The task seems daunting also because there are so many developers compared to security people. I am here to tell you though that you don’t have to win over every last developer to make some major improvements. In my experience a small percentage of developers write the majority of code that actually goes live. The lead developers (who may be buried deep in the org charts) are the ones you need to engage, in many cases they really don’t want to write insecure code, they just lack the knowledge of how to build better. Once you have a relationship (i.e. that you are not just there to audit and report on them, but are there to help *build* more secure code) it is surprisingly easy to get security improvements into a system, especially if the design is well thought and clearly articulated. You don’t have get the proverbial stardotstar, each and every developer on board to make positive improvements, it can be incremental. See some more specific ideas on phasing security in the SD! LC here.
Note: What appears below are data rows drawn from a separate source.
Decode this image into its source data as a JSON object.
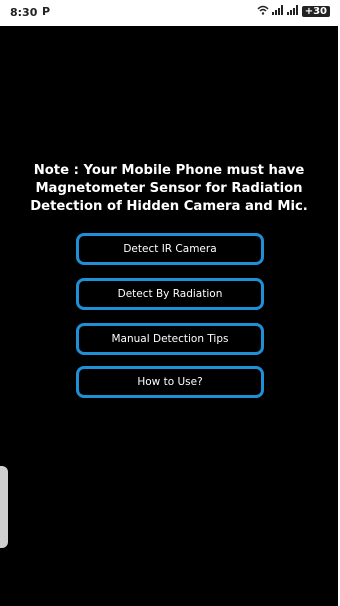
{
  "status_bar": {
    "time": "8:30",
    "app_badge": "P",
    "battery": "+30"
  },
  "icons": {
    "wifi": "wifi-icon",
    "signal_1": "signal-icon",
    "signal_2": "signal-icon",
    "battery": "battery-icon"
  },
  "main": {
    "note": "Note : Your Mobile Phone must have Magnetometer Sensor for Radiation Detection of Hidden Camera and Mic.",
    "buttons": [
      {
        "label": "Detect IR Camera"
      },
      {
        "label": "Detect By Radiation"
      },
      {
        "label": "Manual Detection Tips"
      },
      {
        "label": "How to Use?"
      }
    ]
  },
  "colors": {
    "background": "#000000",
    "button_border": "#1f8fd6",
    "text": "#ffffff"
  }
}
In meantime, with security budgets increasing 20% a year, use some of that money to take your top developers out to lunch.

Secure Coding – Getting Buy In, Gunnar Peterson, 1Raindrop, 17 Sep 2007
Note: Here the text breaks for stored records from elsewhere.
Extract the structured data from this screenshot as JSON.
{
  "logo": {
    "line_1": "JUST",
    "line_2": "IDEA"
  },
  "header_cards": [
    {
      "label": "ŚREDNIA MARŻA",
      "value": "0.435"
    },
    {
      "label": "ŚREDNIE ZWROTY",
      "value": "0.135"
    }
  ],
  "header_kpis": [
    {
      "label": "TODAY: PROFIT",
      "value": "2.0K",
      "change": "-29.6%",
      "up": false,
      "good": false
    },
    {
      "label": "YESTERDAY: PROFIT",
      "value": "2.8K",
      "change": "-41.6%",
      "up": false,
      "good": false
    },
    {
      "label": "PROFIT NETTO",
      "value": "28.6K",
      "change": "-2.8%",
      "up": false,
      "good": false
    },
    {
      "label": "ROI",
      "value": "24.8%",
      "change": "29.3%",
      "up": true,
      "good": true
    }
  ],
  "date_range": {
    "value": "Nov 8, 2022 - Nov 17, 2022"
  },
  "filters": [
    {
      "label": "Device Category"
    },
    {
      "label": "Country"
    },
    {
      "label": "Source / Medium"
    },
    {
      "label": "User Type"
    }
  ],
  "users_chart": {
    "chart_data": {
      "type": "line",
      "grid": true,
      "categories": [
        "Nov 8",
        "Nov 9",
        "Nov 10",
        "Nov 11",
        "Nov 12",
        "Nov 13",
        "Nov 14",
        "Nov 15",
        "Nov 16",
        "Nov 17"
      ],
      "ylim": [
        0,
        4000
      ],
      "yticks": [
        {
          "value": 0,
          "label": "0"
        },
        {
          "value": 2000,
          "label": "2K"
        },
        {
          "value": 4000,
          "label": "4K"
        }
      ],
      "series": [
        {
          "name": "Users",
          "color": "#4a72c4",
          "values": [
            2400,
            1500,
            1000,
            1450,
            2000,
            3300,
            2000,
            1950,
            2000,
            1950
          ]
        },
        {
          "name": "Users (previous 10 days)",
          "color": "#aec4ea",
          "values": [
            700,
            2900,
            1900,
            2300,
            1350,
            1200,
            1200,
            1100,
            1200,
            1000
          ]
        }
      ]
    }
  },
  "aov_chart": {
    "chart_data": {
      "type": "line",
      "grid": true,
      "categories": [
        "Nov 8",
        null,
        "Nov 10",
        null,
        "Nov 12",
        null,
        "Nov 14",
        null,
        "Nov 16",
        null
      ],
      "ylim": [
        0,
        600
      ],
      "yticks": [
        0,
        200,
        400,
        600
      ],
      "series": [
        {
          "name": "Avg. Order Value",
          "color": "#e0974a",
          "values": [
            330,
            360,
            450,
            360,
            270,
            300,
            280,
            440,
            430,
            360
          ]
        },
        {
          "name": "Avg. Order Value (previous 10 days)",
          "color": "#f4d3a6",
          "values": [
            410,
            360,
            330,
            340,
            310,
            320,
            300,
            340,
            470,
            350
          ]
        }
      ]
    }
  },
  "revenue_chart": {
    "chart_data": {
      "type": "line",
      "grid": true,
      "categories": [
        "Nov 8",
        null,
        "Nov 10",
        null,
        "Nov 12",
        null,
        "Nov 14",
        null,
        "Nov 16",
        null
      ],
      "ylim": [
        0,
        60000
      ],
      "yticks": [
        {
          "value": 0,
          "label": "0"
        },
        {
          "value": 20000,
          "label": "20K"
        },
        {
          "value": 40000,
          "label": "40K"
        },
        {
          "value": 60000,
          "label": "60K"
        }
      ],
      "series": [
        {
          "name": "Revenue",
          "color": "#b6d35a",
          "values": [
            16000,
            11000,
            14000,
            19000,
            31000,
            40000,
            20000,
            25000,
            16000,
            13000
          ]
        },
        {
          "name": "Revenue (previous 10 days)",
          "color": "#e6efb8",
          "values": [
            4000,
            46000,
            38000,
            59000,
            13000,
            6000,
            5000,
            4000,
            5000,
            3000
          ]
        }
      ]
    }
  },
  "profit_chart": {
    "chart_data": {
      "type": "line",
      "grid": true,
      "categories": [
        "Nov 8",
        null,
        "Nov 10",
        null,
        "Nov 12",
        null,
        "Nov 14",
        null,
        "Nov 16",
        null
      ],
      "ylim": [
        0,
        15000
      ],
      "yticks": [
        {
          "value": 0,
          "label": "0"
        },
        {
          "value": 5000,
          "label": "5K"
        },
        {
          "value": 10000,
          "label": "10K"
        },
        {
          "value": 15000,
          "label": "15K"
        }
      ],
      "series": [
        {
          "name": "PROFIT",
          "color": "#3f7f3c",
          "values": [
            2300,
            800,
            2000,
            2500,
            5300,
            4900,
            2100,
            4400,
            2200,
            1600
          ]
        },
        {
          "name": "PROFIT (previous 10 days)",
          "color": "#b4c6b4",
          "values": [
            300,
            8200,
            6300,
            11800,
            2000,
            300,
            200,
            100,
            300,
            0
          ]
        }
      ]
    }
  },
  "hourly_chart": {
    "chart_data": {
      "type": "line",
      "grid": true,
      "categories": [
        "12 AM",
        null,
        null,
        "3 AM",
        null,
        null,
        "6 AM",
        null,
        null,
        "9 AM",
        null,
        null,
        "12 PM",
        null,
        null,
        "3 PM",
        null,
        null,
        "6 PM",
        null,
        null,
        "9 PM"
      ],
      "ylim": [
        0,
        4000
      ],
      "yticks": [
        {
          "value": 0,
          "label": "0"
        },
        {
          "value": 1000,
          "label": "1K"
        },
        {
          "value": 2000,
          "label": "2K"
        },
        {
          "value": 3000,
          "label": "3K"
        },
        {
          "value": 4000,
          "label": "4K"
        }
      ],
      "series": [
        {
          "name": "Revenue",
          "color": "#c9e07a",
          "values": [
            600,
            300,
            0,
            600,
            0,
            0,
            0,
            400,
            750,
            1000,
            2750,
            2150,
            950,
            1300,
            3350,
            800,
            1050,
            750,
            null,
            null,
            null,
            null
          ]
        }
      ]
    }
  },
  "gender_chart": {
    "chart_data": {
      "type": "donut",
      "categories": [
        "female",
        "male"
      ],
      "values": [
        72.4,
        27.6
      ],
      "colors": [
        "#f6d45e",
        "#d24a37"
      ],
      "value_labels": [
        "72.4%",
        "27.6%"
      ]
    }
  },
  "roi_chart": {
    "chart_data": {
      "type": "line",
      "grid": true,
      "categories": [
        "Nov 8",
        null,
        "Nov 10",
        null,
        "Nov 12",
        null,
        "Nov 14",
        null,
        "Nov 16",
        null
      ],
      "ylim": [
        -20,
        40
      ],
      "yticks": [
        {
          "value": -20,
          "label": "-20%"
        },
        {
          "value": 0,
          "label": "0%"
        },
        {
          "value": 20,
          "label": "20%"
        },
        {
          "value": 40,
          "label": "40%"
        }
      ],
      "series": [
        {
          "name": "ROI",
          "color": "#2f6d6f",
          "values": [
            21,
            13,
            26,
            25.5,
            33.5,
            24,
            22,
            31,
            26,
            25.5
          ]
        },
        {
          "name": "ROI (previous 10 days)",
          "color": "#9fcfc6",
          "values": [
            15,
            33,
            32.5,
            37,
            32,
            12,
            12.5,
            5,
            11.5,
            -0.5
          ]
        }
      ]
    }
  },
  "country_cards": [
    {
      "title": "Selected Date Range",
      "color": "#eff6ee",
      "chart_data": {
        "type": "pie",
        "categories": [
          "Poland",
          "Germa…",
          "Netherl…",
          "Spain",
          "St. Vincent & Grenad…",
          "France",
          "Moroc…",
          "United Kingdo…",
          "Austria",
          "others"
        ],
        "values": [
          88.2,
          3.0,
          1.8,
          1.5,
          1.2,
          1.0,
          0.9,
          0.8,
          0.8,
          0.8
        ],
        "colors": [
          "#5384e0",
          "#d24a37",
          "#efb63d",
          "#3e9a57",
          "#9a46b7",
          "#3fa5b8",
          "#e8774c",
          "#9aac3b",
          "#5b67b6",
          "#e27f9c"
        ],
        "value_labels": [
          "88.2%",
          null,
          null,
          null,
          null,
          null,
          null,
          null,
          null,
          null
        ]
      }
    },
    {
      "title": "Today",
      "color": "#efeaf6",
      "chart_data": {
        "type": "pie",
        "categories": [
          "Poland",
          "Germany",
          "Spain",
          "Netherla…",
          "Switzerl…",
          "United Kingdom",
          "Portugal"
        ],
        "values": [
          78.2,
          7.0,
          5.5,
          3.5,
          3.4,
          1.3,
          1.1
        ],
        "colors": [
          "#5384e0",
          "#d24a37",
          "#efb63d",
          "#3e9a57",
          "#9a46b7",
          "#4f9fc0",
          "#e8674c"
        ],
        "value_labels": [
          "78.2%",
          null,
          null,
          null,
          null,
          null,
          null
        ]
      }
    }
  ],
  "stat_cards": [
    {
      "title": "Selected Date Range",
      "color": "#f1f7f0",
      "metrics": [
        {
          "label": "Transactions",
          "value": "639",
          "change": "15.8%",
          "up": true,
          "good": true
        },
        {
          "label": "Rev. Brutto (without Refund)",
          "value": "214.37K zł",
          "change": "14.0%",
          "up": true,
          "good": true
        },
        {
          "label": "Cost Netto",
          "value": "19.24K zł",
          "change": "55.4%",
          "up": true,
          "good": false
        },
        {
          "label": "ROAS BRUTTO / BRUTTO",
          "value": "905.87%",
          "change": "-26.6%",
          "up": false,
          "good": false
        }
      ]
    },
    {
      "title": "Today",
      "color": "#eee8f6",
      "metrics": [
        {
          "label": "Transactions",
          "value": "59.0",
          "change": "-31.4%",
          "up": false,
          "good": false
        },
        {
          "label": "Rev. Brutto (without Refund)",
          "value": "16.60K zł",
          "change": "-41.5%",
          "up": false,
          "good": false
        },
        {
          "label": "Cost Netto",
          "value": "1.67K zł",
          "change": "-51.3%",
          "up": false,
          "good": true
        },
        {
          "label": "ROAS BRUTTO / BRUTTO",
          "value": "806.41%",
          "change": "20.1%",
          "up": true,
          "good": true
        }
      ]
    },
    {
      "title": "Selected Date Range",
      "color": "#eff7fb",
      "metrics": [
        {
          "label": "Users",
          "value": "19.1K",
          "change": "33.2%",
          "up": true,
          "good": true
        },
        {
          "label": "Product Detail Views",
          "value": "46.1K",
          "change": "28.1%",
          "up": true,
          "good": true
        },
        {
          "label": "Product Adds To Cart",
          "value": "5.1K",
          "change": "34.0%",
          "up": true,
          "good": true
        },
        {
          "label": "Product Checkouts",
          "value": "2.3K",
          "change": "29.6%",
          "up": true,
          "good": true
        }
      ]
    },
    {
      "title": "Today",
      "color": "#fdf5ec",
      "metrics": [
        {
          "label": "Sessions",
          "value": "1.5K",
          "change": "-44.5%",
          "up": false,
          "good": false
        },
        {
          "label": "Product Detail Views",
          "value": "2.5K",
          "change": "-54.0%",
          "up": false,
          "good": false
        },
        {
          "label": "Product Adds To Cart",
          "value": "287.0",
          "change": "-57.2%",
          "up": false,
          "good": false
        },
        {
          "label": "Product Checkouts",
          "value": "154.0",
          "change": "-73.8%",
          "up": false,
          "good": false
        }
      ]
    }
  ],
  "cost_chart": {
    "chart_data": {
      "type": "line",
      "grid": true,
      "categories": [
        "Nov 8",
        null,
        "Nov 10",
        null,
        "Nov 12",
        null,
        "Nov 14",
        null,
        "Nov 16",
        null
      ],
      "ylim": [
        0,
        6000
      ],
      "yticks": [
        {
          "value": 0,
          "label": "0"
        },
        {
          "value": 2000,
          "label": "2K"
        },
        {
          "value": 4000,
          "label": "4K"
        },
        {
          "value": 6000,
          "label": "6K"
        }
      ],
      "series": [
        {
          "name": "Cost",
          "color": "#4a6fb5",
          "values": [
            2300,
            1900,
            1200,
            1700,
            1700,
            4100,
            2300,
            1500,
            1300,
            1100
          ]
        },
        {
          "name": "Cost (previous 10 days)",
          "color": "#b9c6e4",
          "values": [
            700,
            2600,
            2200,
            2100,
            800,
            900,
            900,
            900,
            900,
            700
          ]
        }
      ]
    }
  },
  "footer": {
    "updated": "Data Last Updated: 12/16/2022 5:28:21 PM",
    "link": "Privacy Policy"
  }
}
The start of what it will take.


Metricon: Puzzle vs. Mystery

rct_pointing2.jpg Here at Metricon 2.0, many interesting talks, as expected.

For example, Russell Cameron Thomas of Meritology mentioned the difference between puzzle thinking (looking only under the light you know) and mystery thinking (shining a light into unknown areas to see what else is out there). Seems to me most of traditional security is puzzle thinking. Other speakers and questioners said things in other talks like "that’s a business question that we can’t control" (literally throwing up hands); we can only measure where "we can intervene"; "we don’t have enough information" to form an opinion, etc. That’s all puzzle thinking.

Which is unfortunate, given that measuring only what you know makes measurements hard to relate to business needs, hard to apply to new, previously unknown problems, and very hard to use to deal with problems you cannot fix.

Let me hasten to add that Thomas’s talk, entitled "Security Meta Metrics—Measuring Agility, Learning, and Unintended Consequence", went beyond these puzzle difficulties and into mysteries such as uncertainty and mitigation.

Not only that, but his approach of an inner operational loop (puzzle) tuned by an outer research loop (mystery) is strongly reminiscent of John R. Boyd’s OODA loop. Thomas does not appear to have been aware of Boyd, which maybe is evidence that by reinventing much the same process description Thomas has validated that Boyd was onto something.